Despite the absence of new construction and repopulation of the dilapidated district in the years preceding We the Youth, there were nevertheless several active community organizations and residents trying to improve the area. Point Breeze neighborhood associations and area businesses cooperated on the mural by providing supplies and other support.

“There was curiosity and excitement about the project,” says Judy Kim, a Philadelphia-based designer, who filled in one of Haring’s outlined figures as a 16-year-old high school art student. “Children would ride by on their bikes circling the mural, smiling, laughing, and pointing at the details.
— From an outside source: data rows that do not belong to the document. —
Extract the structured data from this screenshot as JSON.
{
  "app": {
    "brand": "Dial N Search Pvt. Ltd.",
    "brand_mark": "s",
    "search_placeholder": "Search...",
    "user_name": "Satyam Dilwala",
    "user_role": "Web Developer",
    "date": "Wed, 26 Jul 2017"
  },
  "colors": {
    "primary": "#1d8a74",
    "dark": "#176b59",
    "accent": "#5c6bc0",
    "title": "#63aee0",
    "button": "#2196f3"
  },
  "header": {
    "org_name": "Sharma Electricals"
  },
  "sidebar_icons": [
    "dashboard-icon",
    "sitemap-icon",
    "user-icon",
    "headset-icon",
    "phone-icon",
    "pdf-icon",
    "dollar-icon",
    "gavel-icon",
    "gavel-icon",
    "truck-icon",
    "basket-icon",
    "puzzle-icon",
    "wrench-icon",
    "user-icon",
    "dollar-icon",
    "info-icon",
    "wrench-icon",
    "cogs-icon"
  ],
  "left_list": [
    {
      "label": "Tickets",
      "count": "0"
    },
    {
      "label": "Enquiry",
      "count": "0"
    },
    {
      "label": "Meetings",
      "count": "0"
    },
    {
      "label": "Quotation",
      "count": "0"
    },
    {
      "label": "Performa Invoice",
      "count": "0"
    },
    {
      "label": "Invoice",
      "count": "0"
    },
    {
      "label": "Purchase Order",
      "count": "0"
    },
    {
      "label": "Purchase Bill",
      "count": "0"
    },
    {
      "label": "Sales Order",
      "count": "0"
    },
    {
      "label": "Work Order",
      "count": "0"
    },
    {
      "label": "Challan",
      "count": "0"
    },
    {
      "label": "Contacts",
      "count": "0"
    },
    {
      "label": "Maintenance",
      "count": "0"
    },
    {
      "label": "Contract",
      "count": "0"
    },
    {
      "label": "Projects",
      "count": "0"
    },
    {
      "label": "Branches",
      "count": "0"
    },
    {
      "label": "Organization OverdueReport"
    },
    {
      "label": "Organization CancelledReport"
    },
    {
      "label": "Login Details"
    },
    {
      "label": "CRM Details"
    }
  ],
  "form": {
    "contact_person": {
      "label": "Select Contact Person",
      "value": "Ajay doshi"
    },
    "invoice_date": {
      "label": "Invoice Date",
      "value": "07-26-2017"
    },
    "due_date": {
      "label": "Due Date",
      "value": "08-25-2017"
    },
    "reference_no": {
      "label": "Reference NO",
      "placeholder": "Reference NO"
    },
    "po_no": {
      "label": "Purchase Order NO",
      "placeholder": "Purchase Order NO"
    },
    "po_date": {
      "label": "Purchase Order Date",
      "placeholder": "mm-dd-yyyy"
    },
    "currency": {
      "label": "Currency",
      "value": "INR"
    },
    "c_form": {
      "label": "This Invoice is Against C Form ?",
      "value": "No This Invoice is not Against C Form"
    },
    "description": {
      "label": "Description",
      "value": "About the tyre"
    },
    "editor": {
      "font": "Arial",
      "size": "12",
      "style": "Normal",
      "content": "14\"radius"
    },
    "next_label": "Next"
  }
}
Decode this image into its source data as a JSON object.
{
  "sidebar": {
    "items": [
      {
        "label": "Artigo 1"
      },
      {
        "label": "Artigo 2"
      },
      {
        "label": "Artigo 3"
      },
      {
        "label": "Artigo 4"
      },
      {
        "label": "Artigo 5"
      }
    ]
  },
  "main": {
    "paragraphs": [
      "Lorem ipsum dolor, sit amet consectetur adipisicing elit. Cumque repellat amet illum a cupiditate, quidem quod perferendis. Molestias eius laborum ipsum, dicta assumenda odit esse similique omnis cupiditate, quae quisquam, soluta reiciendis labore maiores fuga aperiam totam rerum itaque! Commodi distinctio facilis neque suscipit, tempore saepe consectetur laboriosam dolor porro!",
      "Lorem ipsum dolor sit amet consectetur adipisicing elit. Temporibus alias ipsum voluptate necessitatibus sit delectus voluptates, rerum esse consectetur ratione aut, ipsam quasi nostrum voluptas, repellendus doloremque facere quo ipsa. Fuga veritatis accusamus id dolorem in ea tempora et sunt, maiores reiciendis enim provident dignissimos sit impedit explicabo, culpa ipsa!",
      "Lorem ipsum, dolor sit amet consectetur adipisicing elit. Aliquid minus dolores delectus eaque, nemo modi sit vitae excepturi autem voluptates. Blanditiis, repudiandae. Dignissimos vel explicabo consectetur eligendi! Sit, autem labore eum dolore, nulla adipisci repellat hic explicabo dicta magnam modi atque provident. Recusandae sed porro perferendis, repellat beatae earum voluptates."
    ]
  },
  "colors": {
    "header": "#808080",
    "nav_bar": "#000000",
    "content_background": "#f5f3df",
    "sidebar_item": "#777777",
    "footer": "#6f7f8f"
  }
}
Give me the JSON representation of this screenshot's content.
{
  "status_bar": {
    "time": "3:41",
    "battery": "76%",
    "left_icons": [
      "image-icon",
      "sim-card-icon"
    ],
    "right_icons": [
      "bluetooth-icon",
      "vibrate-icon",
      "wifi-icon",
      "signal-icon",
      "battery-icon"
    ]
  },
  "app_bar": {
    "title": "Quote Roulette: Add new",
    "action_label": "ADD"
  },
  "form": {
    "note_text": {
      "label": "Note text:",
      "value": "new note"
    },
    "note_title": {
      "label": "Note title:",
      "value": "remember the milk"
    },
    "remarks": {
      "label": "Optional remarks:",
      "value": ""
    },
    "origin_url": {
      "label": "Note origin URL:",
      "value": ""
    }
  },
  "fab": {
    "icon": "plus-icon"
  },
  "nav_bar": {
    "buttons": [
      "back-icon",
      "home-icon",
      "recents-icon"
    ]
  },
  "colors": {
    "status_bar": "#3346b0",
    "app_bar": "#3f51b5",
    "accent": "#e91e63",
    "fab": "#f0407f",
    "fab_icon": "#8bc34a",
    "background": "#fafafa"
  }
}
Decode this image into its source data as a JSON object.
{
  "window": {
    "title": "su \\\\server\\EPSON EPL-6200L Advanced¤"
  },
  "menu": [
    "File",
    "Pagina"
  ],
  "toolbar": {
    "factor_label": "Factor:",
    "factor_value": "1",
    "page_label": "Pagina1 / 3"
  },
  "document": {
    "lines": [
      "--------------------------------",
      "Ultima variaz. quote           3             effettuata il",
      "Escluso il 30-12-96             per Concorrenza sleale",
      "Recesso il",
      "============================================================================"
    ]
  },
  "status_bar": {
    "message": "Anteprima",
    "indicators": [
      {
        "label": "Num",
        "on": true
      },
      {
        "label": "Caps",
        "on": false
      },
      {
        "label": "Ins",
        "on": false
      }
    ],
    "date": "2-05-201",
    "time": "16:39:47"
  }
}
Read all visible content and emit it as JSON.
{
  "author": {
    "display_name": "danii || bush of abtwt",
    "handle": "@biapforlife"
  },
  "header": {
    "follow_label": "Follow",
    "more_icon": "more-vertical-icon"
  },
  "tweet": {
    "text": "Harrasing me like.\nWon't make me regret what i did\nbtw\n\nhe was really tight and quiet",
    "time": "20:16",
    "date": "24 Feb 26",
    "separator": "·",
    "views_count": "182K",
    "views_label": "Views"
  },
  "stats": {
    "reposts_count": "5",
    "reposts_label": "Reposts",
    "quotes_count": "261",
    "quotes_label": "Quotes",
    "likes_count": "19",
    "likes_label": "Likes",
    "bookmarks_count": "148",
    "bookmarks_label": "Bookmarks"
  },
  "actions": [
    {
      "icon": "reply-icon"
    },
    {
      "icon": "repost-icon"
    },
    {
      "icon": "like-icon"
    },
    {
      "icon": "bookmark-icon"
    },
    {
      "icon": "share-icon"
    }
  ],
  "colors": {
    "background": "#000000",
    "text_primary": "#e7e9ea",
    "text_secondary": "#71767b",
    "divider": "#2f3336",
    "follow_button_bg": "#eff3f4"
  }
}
Some of the neighbors would come out to take a look and seemed undecided about the mural and how the artwork fit in the neighborhood. This was when the mural was new, but I’m sure things have changed since then.”

Polaroid and mural by Keith Haring, We the Youth, Philadelphia Mural, 1987. Courtesy of The Keith Haring Foundation Archives.

Polaroid and mural by Keith Haring, We the Youth, Philadelphia Mural, 1987. Courtesy of The Keith Haring Foundation Archives.

Polaroid and mural by Keith Haring, We the Youth, Philadelphia Mural, 1987. Courtesy of The Keith Haring Foundation Archives.

Polaroid and mural by Keith Haring, We the Youth, Philadelphia Mural, 1987. Courtesy of The Keith Haring Foundation Archives.

Point Breeze has indeed changed over the past 30 years, and a gentrification process has begun filling many empty properties over the past decade—although a 2009 city report still notes the presence of 1,991 vacant lots in the area. Newer residents in particular have a heightened awareness of the significance (and monetary value) of Haring’s work, so the corner lot at 22nd and Ellsworth Streets won’t likely be one of them.

“People just didn’t realize the value of it,” says Eric Okdeh, a muralist who has painted over 80 projects in Philadelphia and who restored We the Youth twice, in 2000 and 2004. “I wouldn’t say that across the board, but I do remember that feeling where some people didn’t realize that he was an artist of international renown and that this piece existed in the neighborhood.”

And to those outside the neighborhood, the address of Philadelphia’s Haring mural certainly remains a mystery. It is a hidden gem, an under-publicized anomaly in a city whose Mural Arts Program boasts the nation’s largest public art collection. Its location is partially to blame—most of the city’s high-profile murals adorn the walls of Philadelphia’s heavily-trafficked Center City. It was also a small project within the context of Haring’s oeuvre. Just the year before, he famously painted a 300-meter-long section of the Berlin Wall (a project that, like We the Youth, was intended to be impermanent).

Like that portion of the Wall, many of his murals have been destroyed, painted over, or relocated in the years since his untimely death due to AIDS-related complications. Only a handful of outdoor Haring murals still exist in their original locations, mainly in prominent locations: the exterior wall of an Italian church, a Parisian children’s hospital, and on a handball court wall visible from Manhattan’s Harlem River Drive. Eleven Haring murals remain in the United States, but Philadelphia’s mural wasn’t supposed to be one of them.

The survival of We the Youth is bittersweet. It has become a museum-level fixture in a neighborhood that is accustomed to boarded-up rowhouses and lots overgrown with weeds. The mural is now a permanent placeholder for a house that will, apparently, never be built, and its original message of community improvement has been lost over the years.

Created to enjoy a short life, We the Youth has survived in spite of itself.


Karen Chernick